(Element data from apps and pages)

- Opening Delimiter -

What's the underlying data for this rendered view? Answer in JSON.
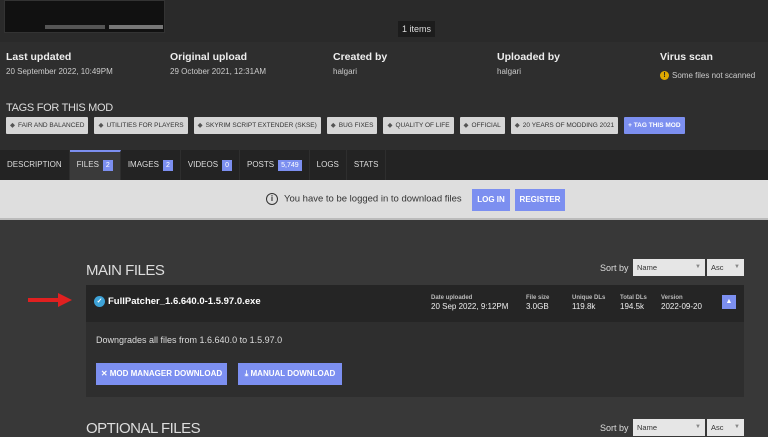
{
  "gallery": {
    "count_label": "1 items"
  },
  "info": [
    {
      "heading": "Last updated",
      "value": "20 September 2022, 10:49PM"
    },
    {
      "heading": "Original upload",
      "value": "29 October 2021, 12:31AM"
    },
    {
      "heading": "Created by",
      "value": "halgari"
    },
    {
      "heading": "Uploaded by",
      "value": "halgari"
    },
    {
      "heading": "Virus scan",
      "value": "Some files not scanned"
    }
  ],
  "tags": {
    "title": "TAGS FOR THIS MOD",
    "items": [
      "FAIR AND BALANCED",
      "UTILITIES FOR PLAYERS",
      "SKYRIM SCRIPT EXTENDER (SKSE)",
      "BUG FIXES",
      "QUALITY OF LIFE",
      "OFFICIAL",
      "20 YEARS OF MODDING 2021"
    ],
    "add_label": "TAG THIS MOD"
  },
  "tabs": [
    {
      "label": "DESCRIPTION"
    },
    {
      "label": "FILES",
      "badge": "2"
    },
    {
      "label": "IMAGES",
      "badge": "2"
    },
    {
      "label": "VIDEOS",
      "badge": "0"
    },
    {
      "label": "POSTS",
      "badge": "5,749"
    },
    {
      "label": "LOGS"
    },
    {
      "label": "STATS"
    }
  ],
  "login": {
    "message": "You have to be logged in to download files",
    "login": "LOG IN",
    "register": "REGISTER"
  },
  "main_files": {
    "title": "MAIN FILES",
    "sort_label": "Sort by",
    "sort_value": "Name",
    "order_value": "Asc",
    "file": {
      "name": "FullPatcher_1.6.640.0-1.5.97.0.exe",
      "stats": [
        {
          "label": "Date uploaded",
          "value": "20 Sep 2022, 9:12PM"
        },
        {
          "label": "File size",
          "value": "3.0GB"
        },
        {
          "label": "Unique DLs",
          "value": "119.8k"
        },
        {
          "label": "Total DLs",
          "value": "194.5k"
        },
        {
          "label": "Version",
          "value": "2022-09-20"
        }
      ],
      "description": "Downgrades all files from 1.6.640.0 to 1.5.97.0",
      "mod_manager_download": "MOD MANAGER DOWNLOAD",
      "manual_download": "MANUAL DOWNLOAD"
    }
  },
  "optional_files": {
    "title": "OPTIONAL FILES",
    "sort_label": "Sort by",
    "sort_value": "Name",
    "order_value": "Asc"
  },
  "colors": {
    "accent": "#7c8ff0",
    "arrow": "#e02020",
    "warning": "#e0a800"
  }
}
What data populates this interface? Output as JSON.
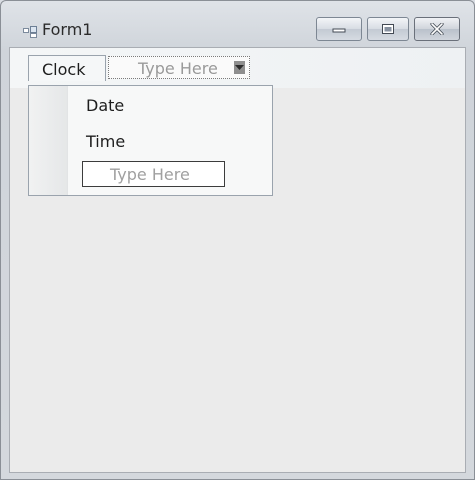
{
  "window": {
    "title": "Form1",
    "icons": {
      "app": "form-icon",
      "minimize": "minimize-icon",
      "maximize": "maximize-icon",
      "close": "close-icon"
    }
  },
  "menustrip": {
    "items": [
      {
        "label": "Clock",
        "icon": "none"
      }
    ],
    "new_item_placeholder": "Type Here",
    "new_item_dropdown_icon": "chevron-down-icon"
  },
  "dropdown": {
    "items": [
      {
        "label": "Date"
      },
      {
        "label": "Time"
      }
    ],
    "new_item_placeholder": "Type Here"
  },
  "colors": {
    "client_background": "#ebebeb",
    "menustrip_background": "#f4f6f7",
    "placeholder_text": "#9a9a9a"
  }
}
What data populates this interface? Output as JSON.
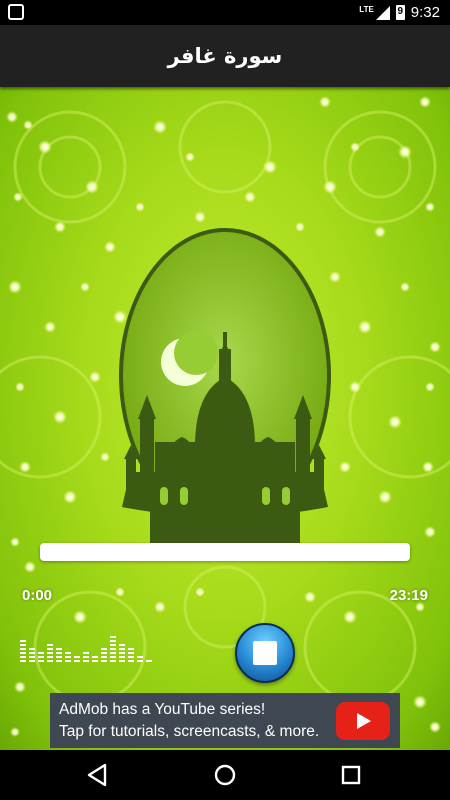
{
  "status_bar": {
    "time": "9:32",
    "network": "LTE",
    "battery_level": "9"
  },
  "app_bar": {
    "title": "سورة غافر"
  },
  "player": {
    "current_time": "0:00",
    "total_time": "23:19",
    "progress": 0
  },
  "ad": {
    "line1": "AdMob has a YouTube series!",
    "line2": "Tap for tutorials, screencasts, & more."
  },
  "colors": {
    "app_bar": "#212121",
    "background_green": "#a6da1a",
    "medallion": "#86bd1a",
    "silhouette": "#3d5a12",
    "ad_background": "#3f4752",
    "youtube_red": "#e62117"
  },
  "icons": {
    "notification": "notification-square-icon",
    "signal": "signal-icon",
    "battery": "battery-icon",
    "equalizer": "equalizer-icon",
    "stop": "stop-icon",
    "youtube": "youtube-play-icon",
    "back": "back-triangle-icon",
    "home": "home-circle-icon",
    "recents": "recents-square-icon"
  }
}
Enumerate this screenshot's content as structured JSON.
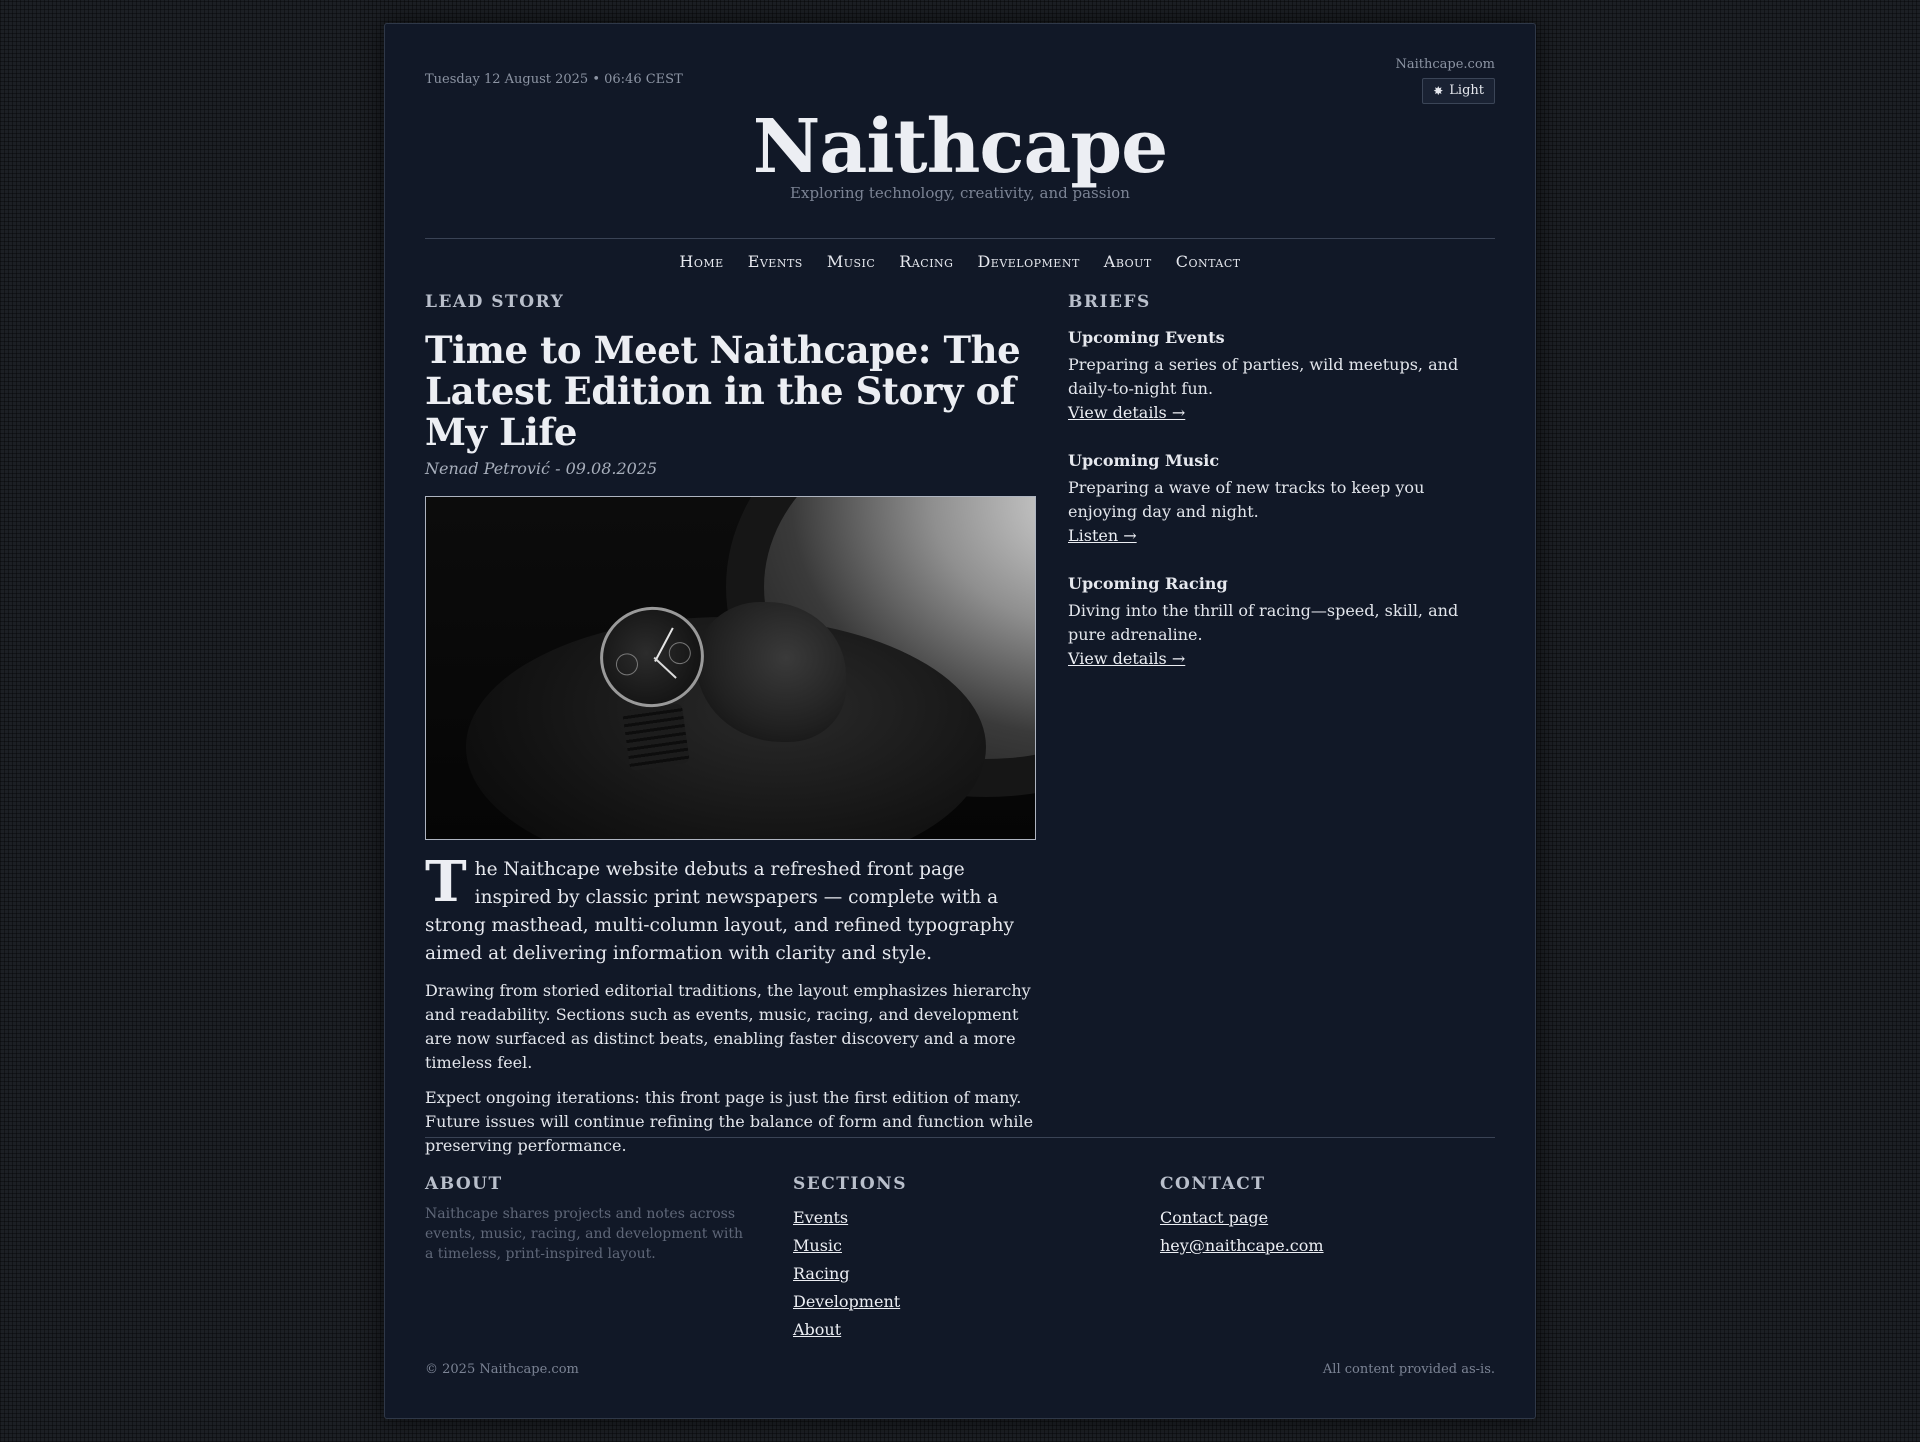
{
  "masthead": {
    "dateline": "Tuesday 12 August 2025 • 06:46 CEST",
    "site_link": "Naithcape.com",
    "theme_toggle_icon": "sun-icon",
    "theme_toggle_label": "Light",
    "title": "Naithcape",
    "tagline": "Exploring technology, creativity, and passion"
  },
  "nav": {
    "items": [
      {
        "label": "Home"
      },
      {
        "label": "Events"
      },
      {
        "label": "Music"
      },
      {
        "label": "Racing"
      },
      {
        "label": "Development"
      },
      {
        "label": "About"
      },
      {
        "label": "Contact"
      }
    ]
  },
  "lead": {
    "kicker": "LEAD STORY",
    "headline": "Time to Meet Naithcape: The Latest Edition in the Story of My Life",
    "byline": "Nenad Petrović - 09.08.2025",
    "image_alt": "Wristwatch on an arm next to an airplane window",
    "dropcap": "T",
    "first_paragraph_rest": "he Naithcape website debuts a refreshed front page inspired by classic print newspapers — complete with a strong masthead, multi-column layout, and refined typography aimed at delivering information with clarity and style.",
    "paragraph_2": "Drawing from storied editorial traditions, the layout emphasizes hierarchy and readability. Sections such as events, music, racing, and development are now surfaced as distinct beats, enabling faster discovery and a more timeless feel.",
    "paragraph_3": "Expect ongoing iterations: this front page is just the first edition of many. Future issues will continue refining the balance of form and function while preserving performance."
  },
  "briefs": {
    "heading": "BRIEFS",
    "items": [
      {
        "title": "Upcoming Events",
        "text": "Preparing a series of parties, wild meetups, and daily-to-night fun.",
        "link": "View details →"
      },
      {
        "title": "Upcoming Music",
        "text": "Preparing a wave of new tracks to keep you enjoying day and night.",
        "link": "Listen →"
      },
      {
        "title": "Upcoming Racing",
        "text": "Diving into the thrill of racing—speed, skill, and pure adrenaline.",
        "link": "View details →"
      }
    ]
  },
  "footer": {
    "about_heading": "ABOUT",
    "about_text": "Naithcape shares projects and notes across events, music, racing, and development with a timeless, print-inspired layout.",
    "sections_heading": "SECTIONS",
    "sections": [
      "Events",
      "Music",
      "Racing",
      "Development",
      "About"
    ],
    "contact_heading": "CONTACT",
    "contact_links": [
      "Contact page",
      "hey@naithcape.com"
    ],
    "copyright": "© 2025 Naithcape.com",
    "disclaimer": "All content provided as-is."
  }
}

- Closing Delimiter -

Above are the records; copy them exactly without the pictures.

# Written response
What's the underlying data for this rendered view? Answer in JSON.
{
  "gallery": {
    "count_label": "1 items"
  },
  "info": [
    {
      "heading": "Last updated",
      "value": "20 September 2022, 10:49PM"
    },
    {
      "heading": "Original upload",
      "value": "29 October 2021, 12:31AM"
    },
    {
      "heading": "Created by",
      "value": "halgari"
    },
    {
      "heading": "Uploaded by",
      "value": "halgari"
    },
    {
      "heading": "Virus scan",
      "value": "Some files not scanned"
    }
  ],
  "tags": {
    "title": "TAGS FOR THIS MOD",
    "items": [
      "FAIR AND BALANCED",
      "UTILITIES FOR PLAYERS",
      "SKYRIM SCRIPT EXTENDER (SKSE)",
      "BUG FIXES",
      "QUALITY OF LIFE",
      "OFFICIAL",
      "20 YEARS OF MODDING 2021"
    ],
    "add_label": "TAG THIS MOD"
  },
  "tabs": [
    {
      "label": "DESCRIPTION"
    },
    {
      "label": "FILES",
      "badge": "2"
    },
    {
      "label": "IMAGES",
      "badge": "2"
    },
    {
      "label": "VIDEOS",
      "badge": "0"
    },
    {
      "label": "POSTS",
      "badge": "5,749"
    },
    {
      "label": "LOGS"
    },
    {
      "label": "STATS"
    }
  ],
  "login": {
    "message": "You have to be logged in to download files",
    "login": "LOG IN",
    "register": "REGISTER"
  },
  "main_files": {
    "title": "MAIN FILES",
    "sort_label": "Sort by",
    "sort_value": "Name",
    "order_value": "Asc",
    "file": {
      "name": "FullPatcher_1.6.640.0-1.5.97.0.exe",
      "stats": [
        {
          "label": "Date uploaded",
          "value": "20 Sep 2022, 9:12PM"
        },
        {
          "label": "File size",
          "value": "3.0GB"
        },
        {
          "label": "Unique DLs",
          "value": "119.8k"
        },
        {
          "label": "Total DLs",
          "value": "194.5k"
        },
        {
          "label": "Version",
          "value": "2022-09-20"
        }
      ],
      "description": "Downgrades all files from 1.6.640.0 to 1.5.97.0",
      "mod_manager_download": "MOD MANAGER DOWNLOAD",
      "manual_download": "MANUAL DOWNLOAD"
    }
  },
  "optional_files": {
    "title": "OPTIONAL FILES",
    "sort_label": "Sort by",
    "sort_value": "Name",
    "order_value": "Asc"
  },
  "colors": {
    "accent": "#7c8ff0",
    "arrow": "#e02020",
    "warning": "#e0a800"
  }
}
What data populates this interface? Output as JSON.
{
  "window": {
    "title": "Form1",
    "icons": {
      "app": "form-icon",
      "minimize": "minimize-icon",
      "maximize": "maximize-icon",
      "close": "close-icon"
    }
  },
  "menustrip": {
    "items": [
      {
        "label": "Clock",
        "icon": "none"
      }
    ],
    "new_item_placeholder": "Type Here",
    "new_item_dropdown_icon": "chevron-down-icon"
  },
  "dropdown": {
    "items": [
      {
        "label": "Date"
      },
      {
        "label": "Time"
      }
    ],
    "new_item_placeholder": "Type Here"
  },
  "colors": {
    "client_background": "#ebebeb",
    "menustrip_background": "#f4f6f7",
    "placeholder_text": "#9a9a9a"
  }
}
What data populates this interface? Output as JSON.
{
  "status_bar": {
    "time": "9:32",
    "network": "LTE",
    "battery_level": "9"
  },
  "app_bar": {
    "title": "سورة غافر"
  },
  "player": {
    "current_time": "0:00",
    "total_time": "23:19",
    "progress": 0
  },
  "ad": {
    "line1": "AdMob has a YouTube series!",
    "line2": "Tap for tutorials, screencasts, & more."
  },
  "colors": {
    "app_bar": "#212121",
    "background_green": "#a6da1a",
    "medallion": "#86bd1a",
    "silhouette": "#3d5a12",
    "ad_background": "#3f4752",
    "youtube_red": "#e62117"
  },
  "icons": {
    "notification": "notification-square-icon",
    "signal": "signal-icon",
    "battery": "battery-icon",
    "equalizer": "equalizer-icon",
    "stop": "stop-icon",
    "youtube": "youtube-play-icon",
    "back": "back-triangle-icon",
    "home": "home-circle-icon",
    "recents": "recents-square-icon"
  }
}
Enumerate this screenshot's content as structured JSON.
{
  "masthead": {
    "dateline": "Tuesday 12 August 2025 • 06:46 CEST",
    "site_link": "Naithcape.com",
    "theme_toggle_icon": "sun-icon",
    "theme_toggle_label": "Light",
    "title": "Naithcape",
    "tagline": "Exploring technology, creativity, and passion"
  },
  "nav": {
    "items": [
      {
        "label": "Home"
      },
      {
        "label": "Events"
      },
      {
        "label": "Music"
      },
      {
        "label": "Racing"
      },
      {
        "label": "Development"
      },
      {
        "label": "About"
      },
      {
        "label": "Contact"
      }
    ]
  },
  "lead": {
    "kicker": "LEAD STORY",
    "headline": "Time to Meet Naithcape: The Latest Edition in the Story of My Life",
    "byline": "Nenad Petrović - 09.08.2025",
    "image_alt": "Wristwatch on an arm next to an airplane window",
    "dropcap": "T",
    "first_paragraph_rest": "he Naithcape website debuts a refreshed front page inspired by classic print newspapers — complete with a strong masthead, multi-column layout, and refined typography aimed at delivering information with clarity and style.",
    "paragraph_2": "Drawing from storied editorial traditions, the layout emphasizes hierarchy and readability. Sections such as events, music, racing, and development are now surfaced as distinct beats, enabling faster discovery and a more timeless feel.",
    "paragraph_3": "Expect ongoing iterations: this front page is just the first edition of many. Future issues will continue refining the balance of form and function while preserving performance."
  },
  "briefs": {
    "heading": "BRIEFS",
    "items": [
      {
        "title": "Upcoming Events",
        "text": "Preparing a series of parties, wild meetups, and daily-to-night fun.",
        "link": "View details →"
      },
      {
        "title": "Upcoming Music",
        "text": "Preparing a wave of new tracks to keep you enjoying day and night.",
        "link": "Listen →"
      },
      {
        "title": "Upcoming Racing",
        "text": "Diving into the thrill of racing—speed, skill, and pure adrenaline.",
        "link": "View details →"
      }
    ]
  },
  "footer": {
    "about_heading": "ABOUT",
    "about_text": "Naithcape shares projects and notes across events, music, racing, and development with a timeless, print-inspired layout.",
    "sections_heading": "SECTIONS",
    "sections": [
      "Events",
      "Music",
      "Racing",
      "Development",
      "About"
    ],
    "contact_heading": "CONTACT",
    "contact_links": [
      "Contact page",
      "hey@naithcape.com"
    ],
    "copyright": "© 2025 Naithcape.com",
    "disclaimer": "All content provided as-is."
  }
}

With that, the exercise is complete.